WHAT TO WORK ON
Return the records below exactly as they are written.

App and web page records
╔══
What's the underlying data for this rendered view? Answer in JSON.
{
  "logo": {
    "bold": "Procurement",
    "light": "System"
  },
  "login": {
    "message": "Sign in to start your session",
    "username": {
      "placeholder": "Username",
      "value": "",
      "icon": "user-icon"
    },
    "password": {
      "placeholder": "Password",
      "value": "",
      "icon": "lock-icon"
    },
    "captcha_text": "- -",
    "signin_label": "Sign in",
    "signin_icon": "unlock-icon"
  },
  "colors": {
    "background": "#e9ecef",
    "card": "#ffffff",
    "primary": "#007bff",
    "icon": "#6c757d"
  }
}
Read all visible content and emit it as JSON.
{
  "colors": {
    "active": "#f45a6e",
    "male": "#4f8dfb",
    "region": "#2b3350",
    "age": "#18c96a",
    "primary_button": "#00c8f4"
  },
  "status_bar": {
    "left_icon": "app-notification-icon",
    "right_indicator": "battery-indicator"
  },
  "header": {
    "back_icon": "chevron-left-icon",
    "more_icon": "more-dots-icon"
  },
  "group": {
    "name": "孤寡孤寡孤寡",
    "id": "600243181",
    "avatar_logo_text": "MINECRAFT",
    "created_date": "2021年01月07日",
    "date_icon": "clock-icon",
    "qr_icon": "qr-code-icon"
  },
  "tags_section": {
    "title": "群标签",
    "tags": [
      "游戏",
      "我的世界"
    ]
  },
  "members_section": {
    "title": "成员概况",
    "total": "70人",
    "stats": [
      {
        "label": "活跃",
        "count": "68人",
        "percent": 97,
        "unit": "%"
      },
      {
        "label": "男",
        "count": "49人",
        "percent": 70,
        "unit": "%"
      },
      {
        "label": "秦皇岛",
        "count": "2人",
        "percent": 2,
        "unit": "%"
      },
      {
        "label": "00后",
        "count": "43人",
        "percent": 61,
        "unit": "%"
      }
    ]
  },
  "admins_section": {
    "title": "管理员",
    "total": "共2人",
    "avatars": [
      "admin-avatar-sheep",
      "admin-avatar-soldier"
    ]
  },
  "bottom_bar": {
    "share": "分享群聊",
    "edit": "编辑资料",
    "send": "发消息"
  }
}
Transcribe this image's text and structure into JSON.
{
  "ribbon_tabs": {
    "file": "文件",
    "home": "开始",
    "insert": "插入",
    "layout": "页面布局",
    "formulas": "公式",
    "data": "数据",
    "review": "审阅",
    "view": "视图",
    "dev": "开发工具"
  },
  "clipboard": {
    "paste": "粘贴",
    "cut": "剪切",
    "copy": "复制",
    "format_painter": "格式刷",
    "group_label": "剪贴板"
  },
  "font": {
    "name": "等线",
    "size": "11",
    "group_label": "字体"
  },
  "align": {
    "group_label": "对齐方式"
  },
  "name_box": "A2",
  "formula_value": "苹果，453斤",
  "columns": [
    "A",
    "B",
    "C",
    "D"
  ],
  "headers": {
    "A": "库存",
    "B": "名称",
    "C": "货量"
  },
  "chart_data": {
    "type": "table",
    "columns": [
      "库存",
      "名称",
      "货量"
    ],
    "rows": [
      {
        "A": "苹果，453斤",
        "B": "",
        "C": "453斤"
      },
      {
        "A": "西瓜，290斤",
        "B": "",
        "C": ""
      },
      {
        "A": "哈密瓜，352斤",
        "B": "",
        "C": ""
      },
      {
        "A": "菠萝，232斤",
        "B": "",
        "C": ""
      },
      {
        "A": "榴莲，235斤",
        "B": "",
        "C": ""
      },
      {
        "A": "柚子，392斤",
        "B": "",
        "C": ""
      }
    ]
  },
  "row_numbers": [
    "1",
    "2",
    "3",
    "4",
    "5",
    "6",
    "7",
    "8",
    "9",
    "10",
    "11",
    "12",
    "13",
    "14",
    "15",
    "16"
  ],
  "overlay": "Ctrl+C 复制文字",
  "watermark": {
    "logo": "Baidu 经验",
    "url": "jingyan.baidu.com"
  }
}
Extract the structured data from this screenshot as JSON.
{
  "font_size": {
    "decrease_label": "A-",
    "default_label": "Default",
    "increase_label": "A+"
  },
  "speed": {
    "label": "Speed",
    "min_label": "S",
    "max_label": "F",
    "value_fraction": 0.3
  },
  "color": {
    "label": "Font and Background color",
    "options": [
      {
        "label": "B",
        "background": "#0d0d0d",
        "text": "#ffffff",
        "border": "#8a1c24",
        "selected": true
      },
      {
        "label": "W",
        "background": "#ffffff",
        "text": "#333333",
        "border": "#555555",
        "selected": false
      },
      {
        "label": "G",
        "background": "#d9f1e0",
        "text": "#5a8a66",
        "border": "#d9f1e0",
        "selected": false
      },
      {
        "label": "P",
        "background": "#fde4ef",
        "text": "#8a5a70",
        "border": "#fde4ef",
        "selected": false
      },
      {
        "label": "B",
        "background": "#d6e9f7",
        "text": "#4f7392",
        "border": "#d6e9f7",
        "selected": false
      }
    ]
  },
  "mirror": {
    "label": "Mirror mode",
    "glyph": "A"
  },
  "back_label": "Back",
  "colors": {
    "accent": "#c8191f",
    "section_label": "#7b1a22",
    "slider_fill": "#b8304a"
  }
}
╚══
ANSWER SECTION
What's the underlying data for this rendered view? Answer in JSON.
{
  "logo": {
    "bold": "Procurement",
    "light": "System"
  },
  "login": {
    "message": "Sign in to start your session",
    "username": {
      "placeholder": "Username",
      "value": "",
      "icon": "user-icon"
    },
    "password": {
      "placeholder": "Password",
      "value": "",
      "icon": "lock-icon"
    },
    "captcha_text": "- -",
    "signin_label": "Sign in",
    "signin_icon": "unlock-icon"
  },
  "colors": {
    "background": "#e9ecef",
    "card": "#ffffff",
    "primary": "#007bff",
    "icon": "#6c757d"
  }
}
Read all visible content and emit it as JSON.
{
  "colors": {
    "active": "#f45a6e",
    "male": "#4f8dfb",
    "region": "#2b3350",
    "age": "#18c96a",
    "primary_button": "#00c8f4"
  },
  "status_bar": {
    "left_icon": "app-notification-icon",
    "right_indicator": "battery-indicator"
  },
  "header": {
    "back_icon": "chevron-left-icon",
    "more_icon": "more-dots-icon"
  },
  "group": {
    "name": "孤寡孤寡孤寡",
    "id": "600243181",
    "avatar_logo_text": "MINECRAFT",
    "created_date": "2021年01月07日",
    "date_icon": "clock-icon",
    "qr_icon": "qr-code-icon"
  },
  "tags_section": {
    "title": "群标签",
    "tags": [
      "游戏",
      "我的世界"
    ]
  },
  "members_section": {
    "title": "成员概况",
    "total": "70人",
    "stats": [
      {
        "label": "活跃",
        "count": "68人",
        "percent": 97,
        "unit": "%"
      },
      {
        "label": "男",
        "count": "49人",
        "percent": 70,
        "unit": "%"
      },
      {
        "label": "秦皇岛",
        "count": "2人",
        "percent": 2,
        "unit": "%"
      },
      {
        "label": "00后",
        "count": "43人",
        "percent": 61,
        "unit": "%"
      }
    ]
  },
  "admins_section": {
    "title": "管理员",
    "total": "共2人",
    "avatars": [
      "admin-avatar-sheep",
      "admin-avatar-soldier"
    ]
  },
  "bottom_bar": {
    "share": "分享群聊",
    "edit": "编辑资料",
    "send": "发消息"
  }
}
Transcribe this image's text and structure into JSON.
{
  "ribbon_tabs": {
    "file": "文件",
    "home": "开始",
    "insert": "插入",
    "layout": "页面布局",
    "formulas": "公式",
    "data": "数据",
    "review": "审阅",
    "view": "视图",
    "dev": "开发工具"
  },
  "clipboard": {
    "paste": "粘贴",
    "cut": "剪切",
    "copy": "复制",
    "format_painter": "格式刷",
    "group_label": "剪贴板"
  },
  "font": {
    "name": "等线",
    "size": "11",
    "group_label": "字体"
  },
  "align": {
    "group_label": "对齐方式"
  },
  "name_box": "A2",
  "formula_value": "苹果，453斤",
  "columns": [
    "A",
    "B",
    "C",
    "D"
  ],
  "headers": {
    "A": "库存",
    "B": "名称",
    "C": "货量"
  },
  "chart_data": {
    "type": "table",
    "columns": [
      "库存",
      "名称",
      "货量"
    ],
    "rows": [
      {
        "A": "苹果，453斤",
        "B": "",
        "C": "453斤"
      },
      {
        "A": "西瓜，290斤",
        "B": "",
        "C": ""
      },
      {
        "A": "哈密瓜，352斤",
        "B": "",
        "C": ""
      },
      {
        "A": "菠萝，232斤",
        "B": "",
        "C": ""
      },
      {
        "A": "榴莲，235斤",
        "B": "",
        "C": ""
      },
      {
        "A": "柚子，392斤",
        "B": "",
        "C": ""
      }
    ]
  },
  "row_numbers": [
    "1",
    "2",
    "3",
    "4",
    "5",
    "6",
    "7",
    "8",
    "9",
    "10",
    "11",
    "12",
    "13",
    "14",
    "15",
    "16"
  ],
  "overlay": "Ctrl+C 复制文字",
  "watermark": {
    "logo": "Baidu 经验",
    "url": "jingyan.baidu.com"
  }
}
Extract the structured data from this screenshot as JSON.
{
  "font_size": {
    "decrease_label": "A-",
    "default_label": "Default",
    "increase_label": "A+"
  },
  "speed": {
    "label": "Speed",
    "min_label": "S",
    "max_label": "F",
    "value_fraction": 0.3
  },
  "color": {
    "label": "Font and Background color",
    "options": [
      {
        "label": "B",
        "background": "#0d0d0d",
        "text": "#ffffff",
        "border": "#8a1c24",
        "selected": true
      },
      {
        "label": "W",
        "background": "#ffffff",
        "text": "#333333",
        "border": "#555555",
        "selected": false
      },
      {
        "label": "G",
        "background": "#d9f1e0",
        "text": "#5a8a66",
        "border": "#d9f1e0",
        "selected": false
      },
      {
        "label": "P",
        "background": "#fde4ef",
        "text": "#8a5a70",
        "border": "#fde4ef",
        "selected": false
      },
      {
        "label": "B",
        "background": "#d6e9f7",
        "text": "#4f7392",
        "border": "#d6e9f7",
        "selected": false
      }
    ]
  },
  "mirror": {
    "label": "Mirror mode",
    "glyph": "A"
  },
  "back_label": "Back",
  "colors": {
    "accent": "#c8191f",
    "section_label": "#7b1a22",
    "slider_fill": "#b8304a"
  }
}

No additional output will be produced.